"It was like Christmas, but basketball Christmas," he said.
Moment of shock
When Ware first crashed down onto the court's boards, his mother Lisa "just lost it," she said.
"It really did look that bad," she told CNN.
Ware called his mother from the emergency room to put her mind at ease.
"The first thing he said was, 'Mom, calm down, I'm OK,'" she said.
Ware intends to return the court.
The broken leg, held together by two metal plates, will heal in eight to 12 weeks, he said.
"I will play basketball again," Ware said. "I know patience is key."
Team rallies around him
Earlier Wednesday, Ware recounted at a news conference his distress the moment his leg broke and immediate support from his teammates.
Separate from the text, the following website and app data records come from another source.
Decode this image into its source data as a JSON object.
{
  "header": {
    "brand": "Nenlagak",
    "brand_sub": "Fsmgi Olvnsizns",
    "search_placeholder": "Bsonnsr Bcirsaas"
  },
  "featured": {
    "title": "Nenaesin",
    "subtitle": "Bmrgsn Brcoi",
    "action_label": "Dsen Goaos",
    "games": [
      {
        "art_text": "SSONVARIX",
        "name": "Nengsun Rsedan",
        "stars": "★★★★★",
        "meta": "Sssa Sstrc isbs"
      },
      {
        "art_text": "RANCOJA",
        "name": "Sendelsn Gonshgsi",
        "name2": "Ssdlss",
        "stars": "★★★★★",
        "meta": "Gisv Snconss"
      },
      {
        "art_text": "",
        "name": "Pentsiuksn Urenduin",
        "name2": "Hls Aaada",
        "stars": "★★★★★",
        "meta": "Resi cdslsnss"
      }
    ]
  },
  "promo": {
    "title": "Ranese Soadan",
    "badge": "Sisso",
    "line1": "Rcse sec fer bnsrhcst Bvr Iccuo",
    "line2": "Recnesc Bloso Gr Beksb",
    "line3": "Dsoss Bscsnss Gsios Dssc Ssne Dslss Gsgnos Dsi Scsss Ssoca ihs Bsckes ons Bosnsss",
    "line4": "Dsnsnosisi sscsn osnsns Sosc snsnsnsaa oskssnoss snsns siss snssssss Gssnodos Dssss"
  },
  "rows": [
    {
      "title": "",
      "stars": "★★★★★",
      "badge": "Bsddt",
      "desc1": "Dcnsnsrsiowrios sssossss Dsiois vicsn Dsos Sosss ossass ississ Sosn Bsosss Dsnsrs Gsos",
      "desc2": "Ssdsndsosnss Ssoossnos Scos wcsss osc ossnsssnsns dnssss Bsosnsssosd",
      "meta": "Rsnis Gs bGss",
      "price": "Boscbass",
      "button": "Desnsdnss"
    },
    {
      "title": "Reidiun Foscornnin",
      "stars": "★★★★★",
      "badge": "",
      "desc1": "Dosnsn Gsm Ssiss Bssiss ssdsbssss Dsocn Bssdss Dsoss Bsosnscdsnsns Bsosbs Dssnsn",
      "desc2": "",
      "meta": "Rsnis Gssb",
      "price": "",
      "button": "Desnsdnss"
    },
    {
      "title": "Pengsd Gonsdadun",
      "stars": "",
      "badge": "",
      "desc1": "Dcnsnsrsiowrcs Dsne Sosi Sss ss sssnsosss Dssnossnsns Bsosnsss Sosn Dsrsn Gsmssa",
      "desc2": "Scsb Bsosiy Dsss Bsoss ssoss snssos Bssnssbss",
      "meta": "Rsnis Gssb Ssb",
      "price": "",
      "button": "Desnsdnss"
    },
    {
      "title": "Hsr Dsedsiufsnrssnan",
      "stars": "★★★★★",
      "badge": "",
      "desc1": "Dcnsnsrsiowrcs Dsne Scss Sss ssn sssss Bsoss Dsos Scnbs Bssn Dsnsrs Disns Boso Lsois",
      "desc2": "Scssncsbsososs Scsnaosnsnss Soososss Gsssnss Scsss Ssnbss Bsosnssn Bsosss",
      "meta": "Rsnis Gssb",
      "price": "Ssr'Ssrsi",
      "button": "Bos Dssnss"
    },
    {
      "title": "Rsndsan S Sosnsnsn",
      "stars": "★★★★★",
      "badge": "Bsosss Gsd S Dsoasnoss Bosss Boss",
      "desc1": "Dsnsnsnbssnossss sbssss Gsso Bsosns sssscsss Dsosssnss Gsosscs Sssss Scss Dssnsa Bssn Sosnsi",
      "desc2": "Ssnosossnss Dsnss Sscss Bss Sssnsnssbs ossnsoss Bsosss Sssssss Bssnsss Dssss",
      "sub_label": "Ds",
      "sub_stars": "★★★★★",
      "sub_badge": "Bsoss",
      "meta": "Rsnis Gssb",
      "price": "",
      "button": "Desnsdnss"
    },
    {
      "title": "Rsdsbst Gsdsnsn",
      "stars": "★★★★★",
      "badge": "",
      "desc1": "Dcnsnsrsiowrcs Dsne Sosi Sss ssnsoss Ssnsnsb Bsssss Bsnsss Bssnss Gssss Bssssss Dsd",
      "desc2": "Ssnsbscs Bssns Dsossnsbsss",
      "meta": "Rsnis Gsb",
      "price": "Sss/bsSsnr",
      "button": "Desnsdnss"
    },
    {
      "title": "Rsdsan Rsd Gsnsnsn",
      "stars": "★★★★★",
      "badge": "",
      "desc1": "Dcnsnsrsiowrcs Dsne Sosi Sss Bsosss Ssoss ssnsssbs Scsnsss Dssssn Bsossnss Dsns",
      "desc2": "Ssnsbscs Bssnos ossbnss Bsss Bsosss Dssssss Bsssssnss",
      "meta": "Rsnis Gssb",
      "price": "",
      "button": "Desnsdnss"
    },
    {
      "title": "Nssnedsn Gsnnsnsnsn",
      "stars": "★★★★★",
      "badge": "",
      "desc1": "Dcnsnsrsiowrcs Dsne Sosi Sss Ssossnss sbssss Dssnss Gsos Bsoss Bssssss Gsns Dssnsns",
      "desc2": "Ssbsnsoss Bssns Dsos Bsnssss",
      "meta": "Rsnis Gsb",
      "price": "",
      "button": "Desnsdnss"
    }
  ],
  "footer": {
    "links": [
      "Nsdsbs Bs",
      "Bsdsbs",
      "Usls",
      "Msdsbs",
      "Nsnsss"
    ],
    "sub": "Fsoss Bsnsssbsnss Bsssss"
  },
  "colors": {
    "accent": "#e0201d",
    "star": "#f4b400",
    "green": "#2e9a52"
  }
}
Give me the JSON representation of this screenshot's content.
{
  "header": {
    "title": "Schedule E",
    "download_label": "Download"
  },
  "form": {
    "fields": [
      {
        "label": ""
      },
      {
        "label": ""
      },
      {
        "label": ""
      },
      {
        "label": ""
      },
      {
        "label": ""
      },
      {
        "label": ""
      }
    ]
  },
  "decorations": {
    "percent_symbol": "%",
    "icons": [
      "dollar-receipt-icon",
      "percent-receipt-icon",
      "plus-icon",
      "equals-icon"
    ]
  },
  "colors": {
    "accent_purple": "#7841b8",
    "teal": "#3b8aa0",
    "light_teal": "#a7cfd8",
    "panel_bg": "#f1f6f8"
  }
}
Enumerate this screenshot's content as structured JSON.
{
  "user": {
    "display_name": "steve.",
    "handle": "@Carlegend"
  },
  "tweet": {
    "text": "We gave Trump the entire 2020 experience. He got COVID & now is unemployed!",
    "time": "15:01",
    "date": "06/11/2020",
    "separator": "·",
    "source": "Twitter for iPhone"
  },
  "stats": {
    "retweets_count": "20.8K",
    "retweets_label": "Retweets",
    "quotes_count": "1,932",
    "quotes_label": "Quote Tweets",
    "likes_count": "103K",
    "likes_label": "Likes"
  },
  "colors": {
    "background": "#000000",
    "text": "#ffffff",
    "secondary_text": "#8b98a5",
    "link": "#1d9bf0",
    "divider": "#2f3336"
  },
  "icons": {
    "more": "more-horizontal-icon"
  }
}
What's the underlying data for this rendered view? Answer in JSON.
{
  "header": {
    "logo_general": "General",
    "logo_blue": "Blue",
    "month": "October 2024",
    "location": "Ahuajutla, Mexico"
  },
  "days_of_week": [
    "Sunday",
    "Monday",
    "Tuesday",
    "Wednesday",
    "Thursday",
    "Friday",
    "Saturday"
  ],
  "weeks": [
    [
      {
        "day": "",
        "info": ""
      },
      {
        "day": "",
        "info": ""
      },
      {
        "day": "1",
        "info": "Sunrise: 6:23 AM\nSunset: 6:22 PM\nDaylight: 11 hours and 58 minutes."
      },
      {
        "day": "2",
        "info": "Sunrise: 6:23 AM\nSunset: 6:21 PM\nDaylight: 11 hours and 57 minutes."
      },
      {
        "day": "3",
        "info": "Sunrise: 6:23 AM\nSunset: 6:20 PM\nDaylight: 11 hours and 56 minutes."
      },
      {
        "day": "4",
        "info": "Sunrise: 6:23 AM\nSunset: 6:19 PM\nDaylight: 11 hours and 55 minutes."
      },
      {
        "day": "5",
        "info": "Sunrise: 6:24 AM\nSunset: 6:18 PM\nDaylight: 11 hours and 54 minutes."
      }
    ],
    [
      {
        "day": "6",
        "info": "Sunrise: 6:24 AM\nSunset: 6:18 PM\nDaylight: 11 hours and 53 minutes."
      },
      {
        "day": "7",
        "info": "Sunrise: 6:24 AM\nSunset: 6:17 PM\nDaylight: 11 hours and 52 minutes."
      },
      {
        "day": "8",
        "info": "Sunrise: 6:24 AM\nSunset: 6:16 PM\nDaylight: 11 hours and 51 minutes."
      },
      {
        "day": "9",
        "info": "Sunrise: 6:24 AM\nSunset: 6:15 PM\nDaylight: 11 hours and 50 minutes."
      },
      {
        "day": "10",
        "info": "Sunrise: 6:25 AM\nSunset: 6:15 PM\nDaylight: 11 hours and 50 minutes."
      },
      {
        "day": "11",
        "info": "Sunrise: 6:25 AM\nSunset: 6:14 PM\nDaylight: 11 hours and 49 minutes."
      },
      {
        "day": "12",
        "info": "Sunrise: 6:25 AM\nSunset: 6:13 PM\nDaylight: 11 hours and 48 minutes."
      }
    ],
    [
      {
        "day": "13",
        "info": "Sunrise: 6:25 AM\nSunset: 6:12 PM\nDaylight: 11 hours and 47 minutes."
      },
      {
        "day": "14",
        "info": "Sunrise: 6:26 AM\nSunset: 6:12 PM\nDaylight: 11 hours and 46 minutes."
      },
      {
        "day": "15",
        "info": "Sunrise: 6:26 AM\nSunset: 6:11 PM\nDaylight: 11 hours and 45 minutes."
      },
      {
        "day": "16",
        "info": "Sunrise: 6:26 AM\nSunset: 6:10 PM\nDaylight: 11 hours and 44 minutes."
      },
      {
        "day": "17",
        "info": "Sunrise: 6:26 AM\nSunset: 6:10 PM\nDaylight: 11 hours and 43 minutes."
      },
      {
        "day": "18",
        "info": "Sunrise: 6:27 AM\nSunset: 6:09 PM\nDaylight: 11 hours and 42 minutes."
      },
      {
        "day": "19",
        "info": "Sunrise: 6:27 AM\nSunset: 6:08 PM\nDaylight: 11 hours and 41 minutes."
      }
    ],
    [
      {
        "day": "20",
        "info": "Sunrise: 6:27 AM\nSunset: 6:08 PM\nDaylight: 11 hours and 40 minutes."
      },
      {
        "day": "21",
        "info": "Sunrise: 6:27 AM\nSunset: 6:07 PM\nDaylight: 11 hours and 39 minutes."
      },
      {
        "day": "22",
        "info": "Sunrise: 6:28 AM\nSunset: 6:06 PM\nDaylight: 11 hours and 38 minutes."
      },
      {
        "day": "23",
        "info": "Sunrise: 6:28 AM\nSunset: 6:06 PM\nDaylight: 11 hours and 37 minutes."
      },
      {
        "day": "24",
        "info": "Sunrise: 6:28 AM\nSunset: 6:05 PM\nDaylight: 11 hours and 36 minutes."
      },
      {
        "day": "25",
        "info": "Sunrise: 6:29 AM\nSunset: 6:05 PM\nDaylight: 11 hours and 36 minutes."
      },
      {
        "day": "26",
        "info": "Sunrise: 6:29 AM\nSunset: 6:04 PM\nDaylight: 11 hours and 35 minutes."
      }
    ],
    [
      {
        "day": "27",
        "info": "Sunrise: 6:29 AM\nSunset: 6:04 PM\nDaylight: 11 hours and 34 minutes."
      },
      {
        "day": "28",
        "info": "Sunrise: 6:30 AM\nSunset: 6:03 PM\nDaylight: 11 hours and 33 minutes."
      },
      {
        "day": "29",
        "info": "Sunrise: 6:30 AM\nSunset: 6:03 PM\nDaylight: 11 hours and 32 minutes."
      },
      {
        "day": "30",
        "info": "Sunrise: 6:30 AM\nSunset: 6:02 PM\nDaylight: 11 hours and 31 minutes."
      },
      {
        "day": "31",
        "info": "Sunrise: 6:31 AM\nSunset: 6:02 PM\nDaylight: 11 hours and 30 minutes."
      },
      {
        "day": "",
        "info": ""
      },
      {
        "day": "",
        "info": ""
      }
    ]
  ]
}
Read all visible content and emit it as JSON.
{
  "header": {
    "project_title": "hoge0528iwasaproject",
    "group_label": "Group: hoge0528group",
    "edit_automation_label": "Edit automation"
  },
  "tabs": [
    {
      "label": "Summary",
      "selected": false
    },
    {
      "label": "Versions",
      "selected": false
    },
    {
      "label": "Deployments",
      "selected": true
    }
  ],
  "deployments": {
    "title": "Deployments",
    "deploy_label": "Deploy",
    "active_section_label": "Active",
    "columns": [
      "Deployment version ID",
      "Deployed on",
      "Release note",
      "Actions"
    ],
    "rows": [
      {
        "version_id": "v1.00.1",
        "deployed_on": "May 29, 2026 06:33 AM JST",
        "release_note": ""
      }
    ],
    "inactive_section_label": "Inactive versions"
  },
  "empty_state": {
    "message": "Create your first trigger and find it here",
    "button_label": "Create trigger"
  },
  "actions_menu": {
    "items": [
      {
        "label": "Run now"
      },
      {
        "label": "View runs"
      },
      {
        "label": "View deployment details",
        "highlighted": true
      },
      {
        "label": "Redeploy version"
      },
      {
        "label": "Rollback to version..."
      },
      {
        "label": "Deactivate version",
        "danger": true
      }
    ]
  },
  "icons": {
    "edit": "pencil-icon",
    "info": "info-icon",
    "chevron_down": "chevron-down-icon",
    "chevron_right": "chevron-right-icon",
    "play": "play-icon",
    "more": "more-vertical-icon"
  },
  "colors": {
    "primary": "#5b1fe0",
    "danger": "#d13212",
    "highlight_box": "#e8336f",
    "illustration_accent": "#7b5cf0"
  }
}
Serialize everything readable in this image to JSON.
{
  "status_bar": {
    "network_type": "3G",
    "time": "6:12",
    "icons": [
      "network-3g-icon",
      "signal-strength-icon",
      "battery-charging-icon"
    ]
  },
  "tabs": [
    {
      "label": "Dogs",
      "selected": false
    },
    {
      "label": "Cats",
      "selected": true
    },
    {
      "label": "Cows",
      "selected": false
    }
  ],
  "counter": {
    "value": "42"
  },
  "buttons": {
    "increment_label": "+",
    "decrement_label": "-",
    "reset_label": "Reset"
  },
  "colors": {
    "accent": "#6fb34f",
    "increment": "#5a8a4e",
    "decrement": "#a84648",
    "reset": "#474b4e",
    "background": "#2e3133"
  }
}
He said he was surprised to see some of them crying.
"Everybody was in real shock, and just looking around and seeing that, it was devastating," said Ware, who was using crutches Wednesday.
"But they pulled it through, and that's really most important right now," Ware said.
The injured player looked down at his body. It changed his state of mind.
"I see my bone is 6 inches out of my leg, and I go into automatic shock," he told reporters at a news conference. His foot was dangling off of his shin like a limp rag.
Faith and inspiration
Teammate Luke Hancock came over to Ware as he lay on the floor and said a prayer for him.
Ware said to himself that "I'm either going to cry ... or I'm just going to try to say some words (to help the team)." He thought of his team and put the pain behind him.
In a two-hour surgery, Ware's broken tibia was straightened and a rod was inserted into it, according to a statement from Kenneth Klein, senior associate athletic director for media relations at the university.